Once you find a line containing the word "icon" in the entries below, copy it.

※ ※ ※

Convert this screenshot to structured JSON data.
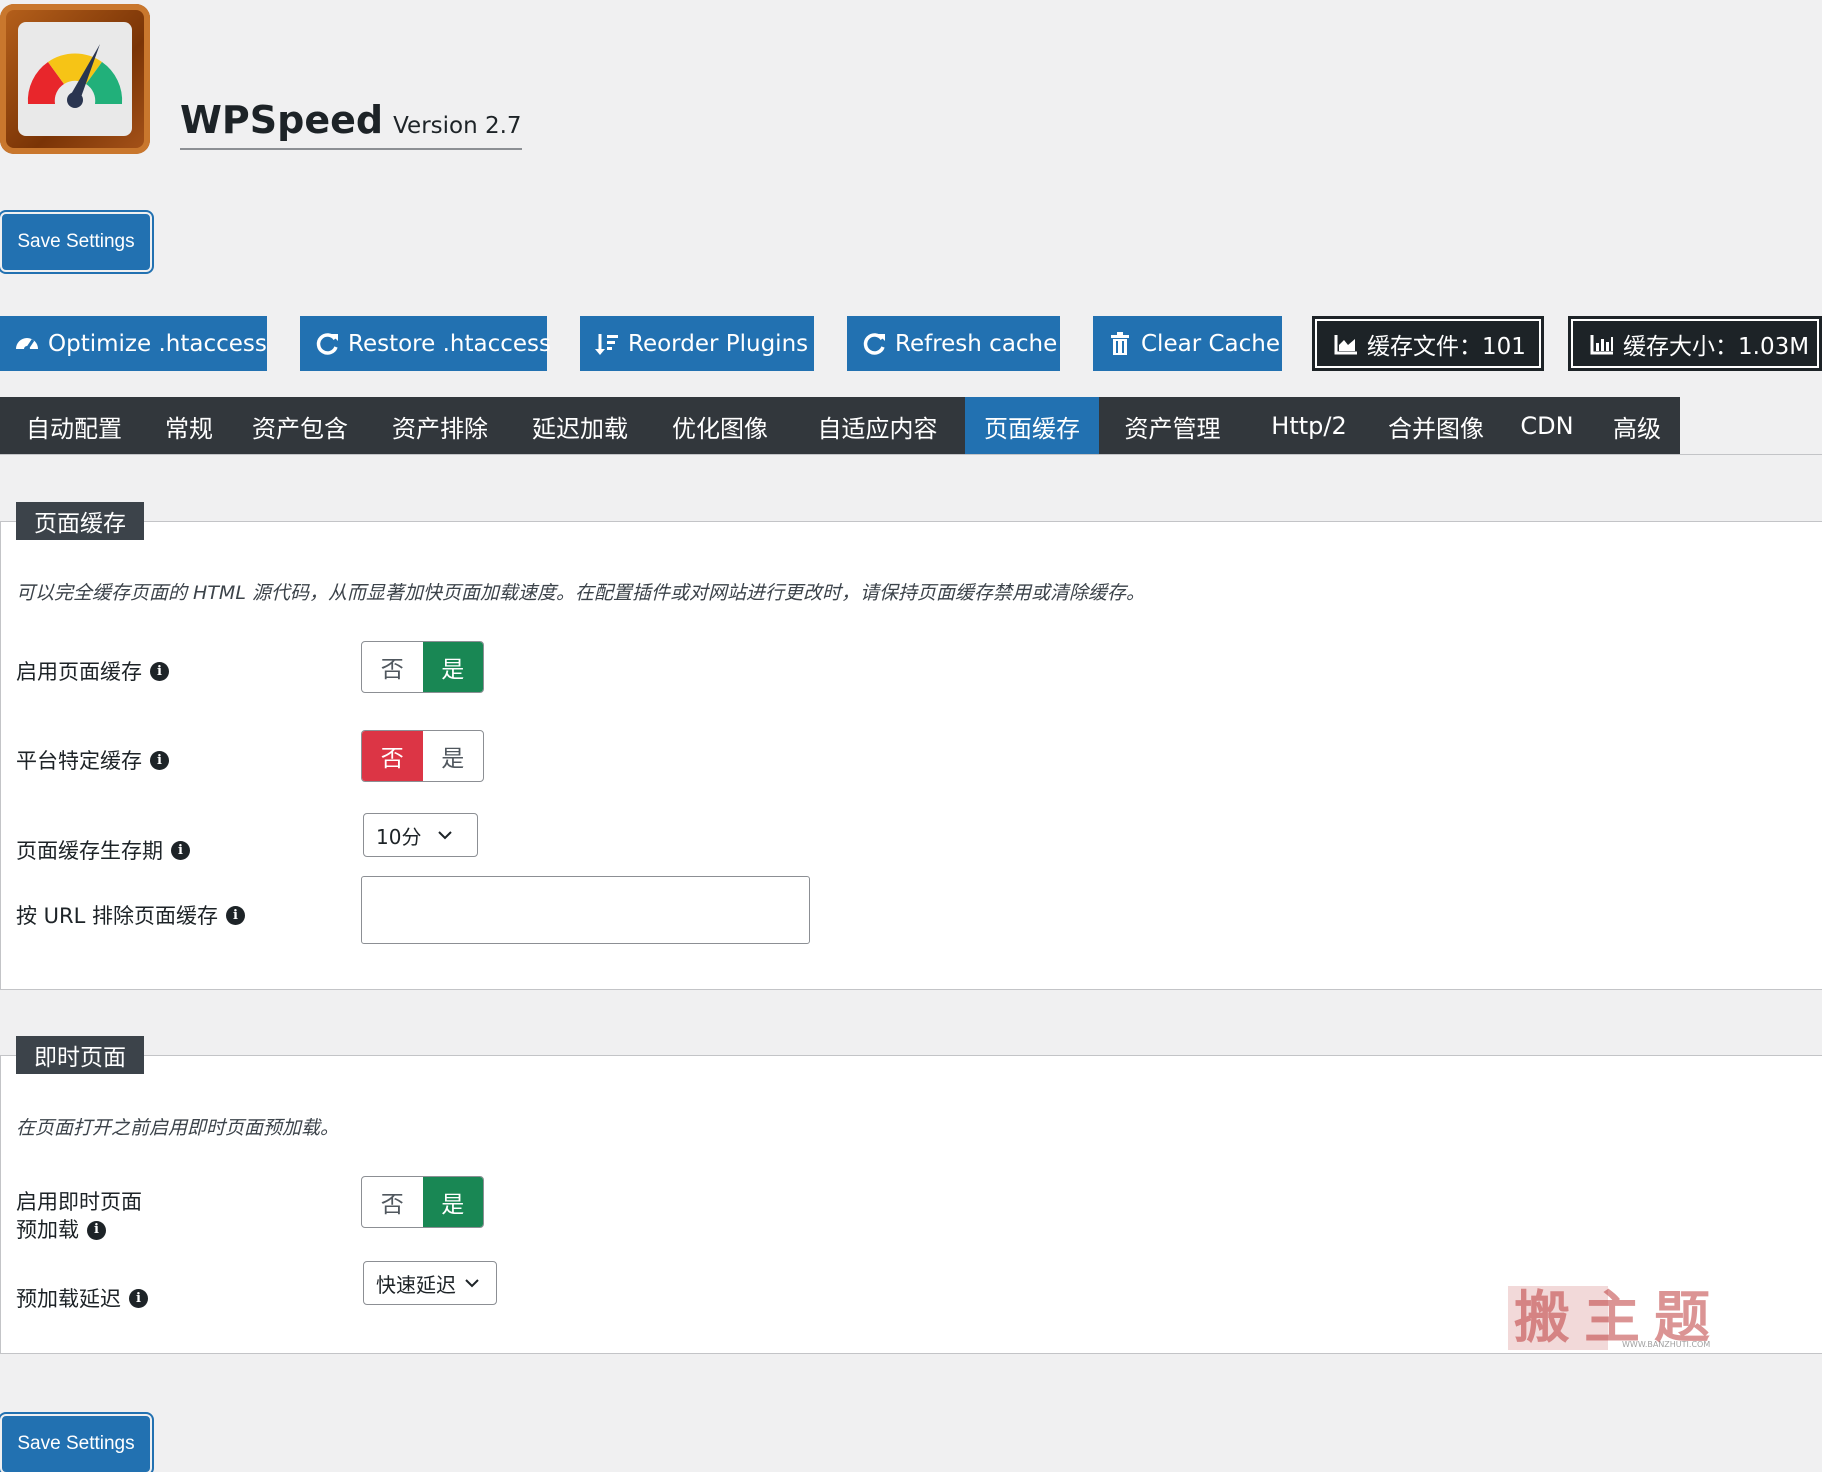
{
  "header": {
    "title": "WPSpeed",
    "version": "Version 2.7"
  },
  "save_button": "Save Settings",
  "actions": [
    {
      "label": "Optimize .htaccess",
      "icon": "gauge-icon"
    },
    {
      "label": "Restore .htaccess",
      "icon": "refresh-icon"
    },
    {
      "label": "Reorder Plugins",
      "icon": "sort-icon"
    },
    {
      "label": "Refresh cache",
      "icon": "refresh-icon"
    },
    {
      "label": "Clear Cache",
      "icon": "trash-icon"
    }
  ],
  "stats": [
    {
      "label": "缓存文件：101",
      "icon": "area-chart-icon"
    },
    {
      "label": "缓存大小：1.03M",
      "icon": "bar-chart-icon"
    }
  ],
  "tabs": [
    "自动配置",
    "常规",
    "资产包含",
    "资产排除",
    "延迟加载",
    "优化图像",
    "自适应内容",
    "页面缓存",
    "资产管理",
    "Http/2",
    "合并图像",
    "CDN",
    "高级"
  ],
  "active_tab": "页面缓存",
  "page_cache": {
    "legend": "页面缓存",
    "description": "可以完全缓存页面的 HTML 源代码，从而显著加快页面加载速度。在配置插件或对网站进行更改时，请保持页面缓存禁用或清除缓存。",
    "enable_label": "启用页面缓存",
    "platform_label": "平台特定缓存",
    "lifetime_label": "页面缓存生存期",
    "lifetime_value": "10分",
    "exclude_label": "按 URL 排除页面缓存",
    "exclude_value": ""
  },
  "instant_page": {
    "legend": "即时页面",
    "description": "在页面打开之前启用即时页面预加载。",
    "enable_label_line1": "启用即时页面",
    "enable_label_line2": "预加载",
    "delay_label": "预加载延迟",
    "delay_value": "快速延迟"
  },
  "toggle": {
    "no": "否",
    "yes": "是"
  },
  "toggles": {
    "enable_page_cache": "是",
    "platform_cache": "否",
    "enable_instant": "是"
  },
  "watermark": {
    "text": "搬主题",
    "url": "WWW.BANZHUTI.COM"
  },
  "colors": {
    "primary": "#2271b1",
    "tab_bg": "#32373c",
    "yes_green": "#198754",
    "no_red": "#dc3545"
  }
}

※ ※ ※

### RESPONSE TO THE TASK
      "icon": "gauge-icon"
      "icon": "refresh-icon"
      "icon": "sort-icon"
      "icon": "refresh-icon"
      "icon": "trash-icon"
      "icon": "area-chart-icon"
      "icon": "bar-chart-icon"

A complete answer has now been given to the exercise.